And So We Camped
My friends and I decided to go camping recently. We're all getting ready to start medical school, law school or a year of volunteer work and thought we should have one last trip to just have a good time. None of us are planners but we figured we'd just wing it. Spontaneity is the spice of life, right?
After running the plan by my dad, we decided it would probably be beneficial to make a list of supplies and food we would need. As we combed through my family's camping supplies I started to wonder, "How on earth are we going to pull this off?" But, that's what makes it exciting, right?
The next afternoon the car was packed, Icees and sour punch straws were bought and music was blaring as we threw caution to the wind and embarked on our first solo camping experience. I told my friends that my physical therapist and the assistants all thought we'd be in a hotel before the first night was over. That spurred us on. We were determined to make this trip a success.
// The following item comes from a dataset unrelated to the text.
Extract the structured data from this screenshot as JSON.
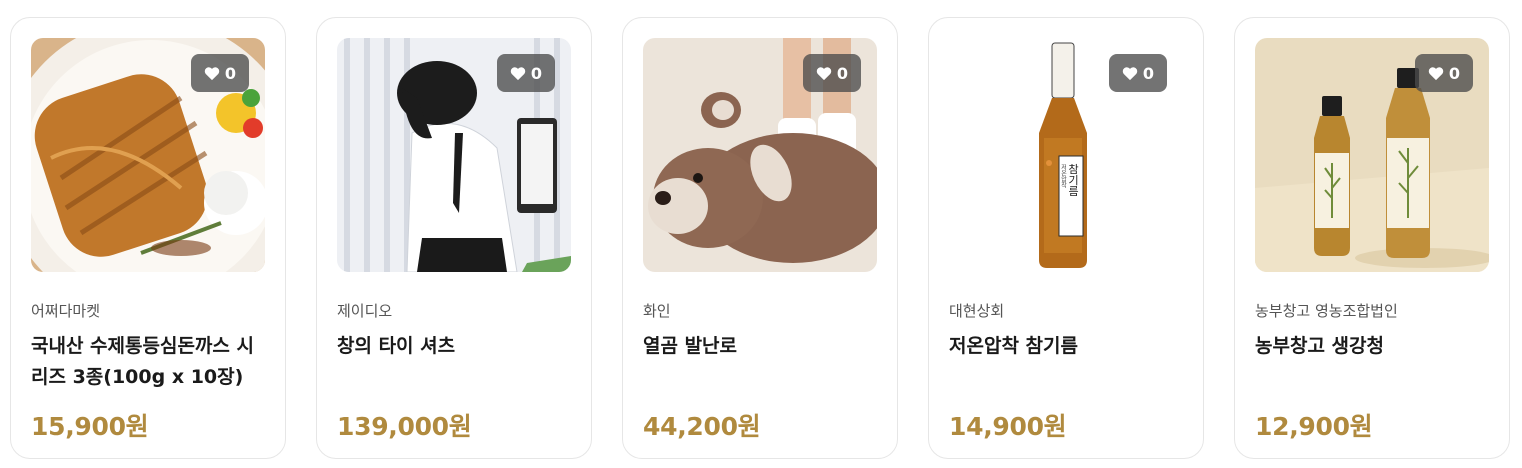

Overall we thought we'd be 85% successful because - let's face it - something was bound to go wrong.
We arrived at Petit Jean State Park in Arkansas right before sunset. Our tent was set up and burgers were on the grill within 30 minutes. None of us had ever cooked a burger in our lives, but we did a really good job, if I do say so myself. As we sat down for dinner we realized we forgot flashlights (#embarrassing).
The next morning we woke up and packed our backpacks with lunch, water and snacks for the first hike. We set off on the 4 1/2 mile Seven Hollows Trail around 9 am. We started through this incredible forest that led us to a natural grotto. The last two miles were exhausting. We were hiking up an incline with very little greenery to distract us. Once we finished we headed straight to the public pool. After a short nap we decided to check out one of the park programs led by a park interpreter. We made kites and flew them with a few of the children (#adulthood).
Our dinner was a disaster. We thought spaghetti would be an easy camping meal, but boiling water on charcoal proved to be next to impossible. We had to improvise as we forgot to pack a strainer and another pot for the sauce. With a less than impressive dinner, we set off for the Dutch oven dessert program. Park Interpreter Tiffany made cherry cobbler while we made friends with the family behind us.
On our last day we woke up to watch the sunrise and begin our hike to the waterfall. The view was absolutely incredible. As we sat on the rocks at Stout's Point overlook, I thought about all we accomplished (through teamwork and with the help of kind strangers) and my upcoming volunteer year. Am I nervous about moving to Arizona for a whole year? Uh, yeah. It'd be a little weird if I wasn't. But do I think I can do it? Duh. I'll be living with five other people all in the same boat. We're going to have to work together. We may fail at times but who cares? That always makes for the best stories.